(Exercise description): Your reply should repeat all records verbatim and contain no images.

[Start of section]

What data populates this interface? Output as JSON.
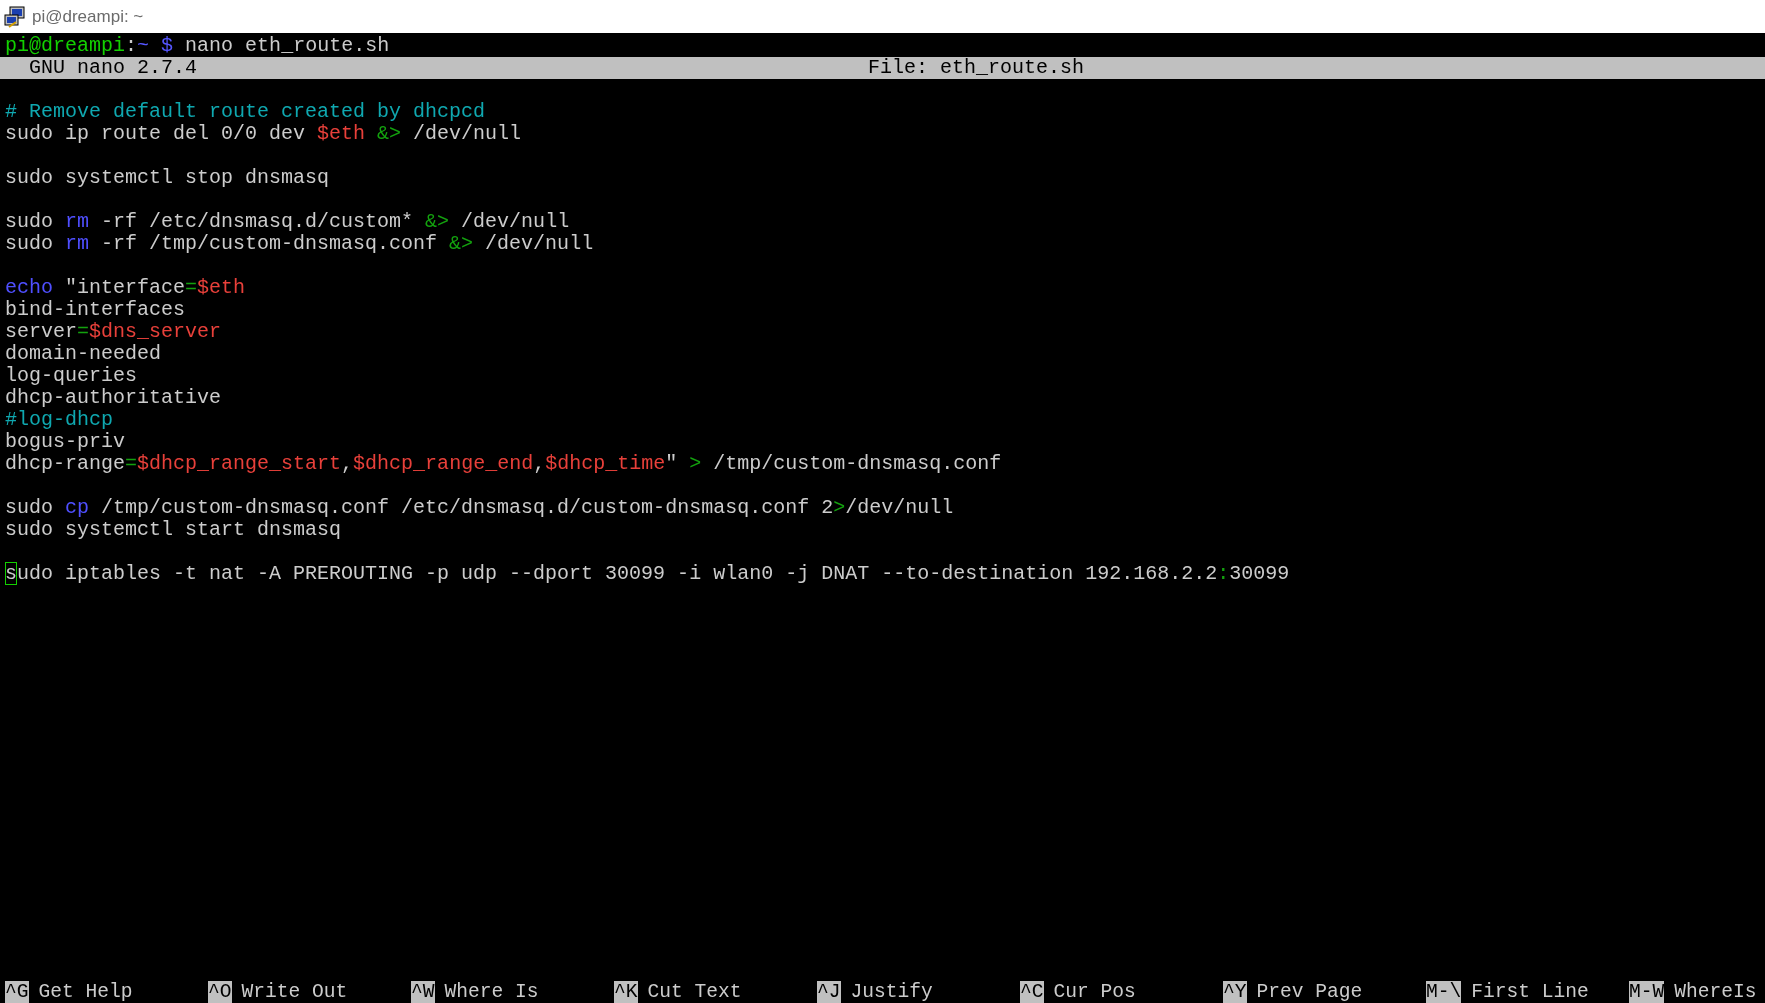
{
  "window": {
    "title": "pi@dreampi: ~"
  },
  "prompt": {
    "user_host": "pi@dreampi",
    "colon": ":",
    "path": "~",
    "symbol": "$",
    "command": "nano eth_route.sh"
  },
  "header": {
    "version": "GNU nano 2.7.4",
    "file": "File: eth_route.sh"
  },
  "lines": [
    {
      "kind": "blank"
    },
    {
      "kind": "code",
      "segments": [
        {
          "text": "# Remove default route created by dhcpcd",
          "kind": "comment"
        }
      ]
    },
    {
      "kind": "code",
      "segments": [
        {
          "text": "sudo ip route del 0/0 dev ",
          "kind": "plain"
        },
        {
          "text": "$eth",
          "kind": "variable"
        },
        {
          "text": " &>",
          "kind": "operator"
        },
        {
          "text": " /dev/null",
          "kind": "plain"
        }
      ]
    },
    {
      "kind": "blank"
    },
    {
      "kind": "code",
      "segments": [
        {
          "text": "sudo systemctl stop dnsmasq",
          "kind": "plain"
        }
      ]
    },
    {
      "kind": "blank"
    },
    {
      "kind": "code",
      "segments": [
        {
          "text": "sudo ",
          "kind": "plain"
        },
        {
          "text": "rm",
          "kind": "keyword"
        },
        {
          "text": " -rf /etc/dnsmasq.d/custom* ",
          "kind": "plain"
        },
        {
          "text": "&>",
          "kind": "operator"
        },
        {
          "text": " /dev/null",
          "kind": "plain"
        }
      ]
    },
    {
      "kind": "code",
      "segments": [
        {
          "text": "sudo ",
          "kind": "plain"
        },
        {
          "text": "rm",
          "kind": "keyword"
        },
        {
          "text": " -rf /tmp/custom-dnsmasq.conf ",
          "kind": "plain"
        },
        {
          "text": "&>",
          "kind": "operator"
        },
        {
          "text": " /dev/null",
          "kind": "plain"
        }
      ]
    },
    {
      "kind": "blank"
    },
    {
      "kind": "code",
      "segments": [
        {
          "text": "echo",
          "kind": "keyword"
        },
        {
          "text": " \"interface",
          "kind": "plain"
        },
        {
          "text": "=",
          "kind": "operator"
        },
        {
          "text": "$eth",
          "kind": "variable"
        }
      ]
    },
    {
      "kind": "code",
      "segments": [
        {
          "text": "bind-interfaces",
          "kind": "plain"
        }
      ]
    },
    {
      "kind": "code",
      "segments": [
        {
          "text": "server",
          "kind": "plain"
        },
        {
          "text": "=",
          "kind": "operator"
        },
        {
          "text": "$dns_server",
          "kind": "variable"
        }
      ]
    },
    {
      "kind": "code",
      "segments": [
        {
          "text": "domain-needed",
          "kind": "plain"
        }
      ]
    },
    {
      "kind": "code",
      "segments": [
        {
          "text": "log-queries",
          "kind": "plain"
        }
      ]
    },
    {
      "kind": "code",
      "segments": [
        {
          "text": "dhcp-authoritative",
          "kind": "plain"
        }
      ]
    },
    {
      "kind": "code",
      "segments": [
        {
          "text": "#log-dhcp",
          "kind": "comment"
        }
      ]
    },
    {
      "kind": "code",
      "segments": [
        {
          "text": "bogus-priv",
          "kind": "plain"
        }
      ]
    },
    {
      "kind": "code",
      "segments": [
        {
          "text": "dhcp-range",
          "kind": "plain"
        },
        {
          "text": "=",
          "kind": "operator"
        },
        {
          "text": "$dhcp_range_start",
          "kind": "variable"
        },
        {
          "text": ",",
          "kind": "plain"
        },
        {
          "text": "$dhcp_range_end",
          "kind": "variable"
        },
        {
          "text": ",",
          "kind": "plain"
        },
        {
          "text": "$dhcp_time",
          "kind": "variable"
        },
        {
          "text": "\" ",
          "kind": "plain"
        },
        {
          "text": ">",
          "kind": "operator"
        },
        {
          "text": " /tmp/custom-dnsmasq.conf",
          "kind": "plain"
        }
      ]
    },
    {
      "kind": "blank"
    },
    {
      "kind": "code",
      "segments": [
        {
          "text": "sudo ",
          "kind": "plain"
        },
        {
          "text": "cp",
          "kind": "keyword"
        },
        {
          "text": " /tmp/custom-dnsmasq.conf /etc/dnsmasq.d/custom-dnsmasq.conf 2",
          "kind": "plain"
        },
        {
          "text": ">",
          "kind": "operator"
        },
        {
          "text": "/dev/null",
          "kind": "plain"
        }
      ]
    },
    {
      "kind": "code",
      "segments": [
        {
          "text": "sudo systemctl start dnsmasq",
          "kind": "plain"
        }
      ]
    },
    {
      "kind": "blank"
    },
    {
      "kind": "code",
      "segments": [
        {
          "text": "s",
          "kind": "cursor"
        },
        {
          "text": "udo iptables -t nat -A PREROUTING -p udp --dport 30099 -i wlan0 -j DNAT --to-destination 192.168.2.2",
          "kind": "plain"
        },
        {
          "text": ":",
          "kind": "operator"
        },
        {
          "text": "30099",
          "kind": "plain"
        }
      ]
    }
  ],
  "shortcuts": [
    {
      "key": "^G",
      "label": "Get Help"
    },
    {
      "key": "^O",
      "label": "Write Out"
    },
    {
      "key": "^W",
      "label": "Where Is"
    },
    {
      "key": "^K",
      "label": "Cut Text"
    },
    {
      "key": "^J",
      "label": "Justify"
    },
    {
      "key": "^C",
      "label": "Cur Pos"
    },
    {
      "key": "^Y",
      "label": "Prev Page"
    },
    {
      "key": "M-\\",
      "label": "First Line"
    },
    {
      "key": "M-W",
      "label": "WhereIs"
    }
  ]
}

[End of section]

(Exercise solution):
What data populates this interface? Output as JSON.
{
  "window": {
    "title": "pi@dreampi: ~"
  },
  "prompt": {
    "user_host": "pi@dreampi",
    "colon": ":",
    "path": "~",
    "symbol": "$",
    "command": "nano eth_route.sh"
  },
  "header": {
    "version": "GNU nano 2.7.4",
    "file": "File: eth_route.sh"
  },
  "lines": [
    {
      "kind": "blank"
    },
    {
      "kind": "code",
      "segments": [
        {
          "text": "# Remove default route created by dhcpcd",
          "kind": "comment"
        }
      ]
    },
    {
      "kind": "code",
      "segments": [
        {
          "text": "sudo ip route del 0/0 dev ",
          "kind": "plain"
        },
        {
          "text": "$eth",
          "kind": "variable"
        },
        {
          "text": " &>",
          "kind": "operator"
        },
        {
          "text": " /dev/null",
          "kind": "plain"
        }
      ]
    },
    {
      "kind": "blank"
    },
    {
      "kind": "code",
      "segments": [
        {
          "text": "sudo systemctl stop dnsmasq",
          "kind": "plain"
        }
      ]
    },
    {
      "kind": "blank"
    },
    {
      "kind": "code",
      "segments": [
        {
          "text": "sudo ",
          "kind": "plain"
        },
        {
          "text": "rm",
          "kind": "keyword"
        },
        {
          "text": " -rf /etc/dnsmasq.d/custom* ",
          "kind": "plain"
        },
        {
          "text": "&>",
          "kind": "operator"
        },
        {
          "text": " /dev/null",
          "kind": "plain"
        }
      ]
    },
    {
      "kind": "code",
      "segments": [
        {
          "text": "sudo ",
          "kind": "plain"
        },
        {
          "text": "rm",
          "kind": "keyword"
        },
        {
          "text": " -rf /tmp/custom-dnsmasq.conf ",
          "kind": "plain"
        },
        {
          "text": "&>",
          "kind": "operator"
        },
        {
          "text": " /dev/null",
          "kind": "plain"
        }
      ]
    },
    {
      "kind": "blank"
    },
    {
      "kind": "code",
      "segments": [
        {
          "text": "echo",
          "kind": "keyword"
        },
        {
          "text": " \"interface",
          "kind": "plain"
        },
        {
          "text": "=",
          "kind": "operator"
        },
        {
          "text": "$eth",
          "kind": "variable"
        }
      ]
    },
    {
      "kind": "code",
      "segments": [
        {
          "text": "bind-interfaces",
          "kind": "plain"
        }
      ]
    },
    {
      "kind": "code",
      "segments": [
        {
          "text": "server",
          "kind": "plain"
        },
        {
          "text": "=",
          "kind": "operator"
        },
        {
          "text": "$dns_server",
          "kind": "variable"
        }
      ]
    },
    {
      "kind": "code",
      "segments": [
        {
          "text": "domain-needed",
          "kind": "plain"
        }
      ]
    },
    {
      "kind": "code",
      "segments": [
        {
          "text": "log-queries",
          "kind": "plain"
        }
      ]
    },
    {
      "kind": "code",
      "segments": [
        {
          "text": "dhcp-authoritative",
          "kind": "plain"
        }
      ]
    },
    {
      "kind": "code",
      "segments": [
        {
          "text": "#log-dhcp",
          "kind": "comment"
        }
      ]
    },
    {
      "kind": "code",
      "segments": [
        {
          "text": "bogus-priv",
          "kind": "plain"
        }
      ]
    },
    {
      "kind": "code",
      "segments": [
        {
          "text": "dhcp-range",
          "kind": "plain"
        },
        {
          "text": "=",
          "kind": "operator"
        },
        {
          "text": "$dhcp_range_start",
          "kind": "variable"
        },
        {
          "text": ",",
          "kind": "plain"
        },
        {
          "text": "$dhcp_range_end",
          "kind": "variable"
        },
        {
          "text": ",",
          "kind": "plain"
        },
        {
          "text": "$dhcp_time",
          "kind": "variable"
        },
        {
          "text": "\" ",
          "kind": "plain"
        },
        {
          "text": ">",
          "kind": "operator"
        },
        {
          "text": " /tmp/custom-dnsmasq.conf",
          "kind": "plain"
        }
      ]
    },
    {
      "kind": "blank"
    },
    {
      "kind": "code",
      "segments": [
        {
          "text": "sudo ",
          "kind": "plain"
        },
        {
          "text": "cp",
          "kind": "keyword"
        },
        {
          "text": " /tmp/custom-dnsmasq.conf /etc/dnsmasq.d/custom-dnsmasq.conf 2",
          "kind": "plain"
        },
        {
          "text": ">",
          "kind": "operator"
        },
        {
          "text": "/dev/null",
          "kind": "plain"
        }
      ]
    },
    {
      "kind": "code",
      "segments": [
        {
          "text": "sudo systemctl start dnsmasq",
          "kind": "plain"
        }
      ]
    },
    {
      "kind": "blank"
    },
    {
      "kind": "code",
      "segments": [
        {
          "text": "s",
          "kind": "cursor"
        },
        {
          "text": "udo iptables -t nat -A PREROUTING -p udp --dport 30099 -i wlan0 -j DNAT --to-destination 192.168.2.2",
          "kind": "plain"
        },
        {
          "text": ":",
          "kind": "operator"
        },
        {
          "text": "30099",
          "kind": "plain"
        }
      ]
    }
  ],
  "shortcuts": [
    {
      "key": "^G",
      "label": "Get Help"
    },
    {
      "key": "^O",
      "label": "Write Out"
    },
    {
      "key": "^W",
      "label": "Where Is"
    },
    {
      "key": "^K",
      "label": "Cut Text"
    },
    {
      "key": "^J",
      "label": "Justify"
    },
    {
      "key": "^C",
      "label": "Cur Pos"
    },
    {
      "key": "^Y",
      "label": "Prev Page"
    },
    {
      "key": "M-\\",
      "label": "First Line"
    },
    {
      "key": "M-W",
      "label": "WhereIs"
    }
  ]
}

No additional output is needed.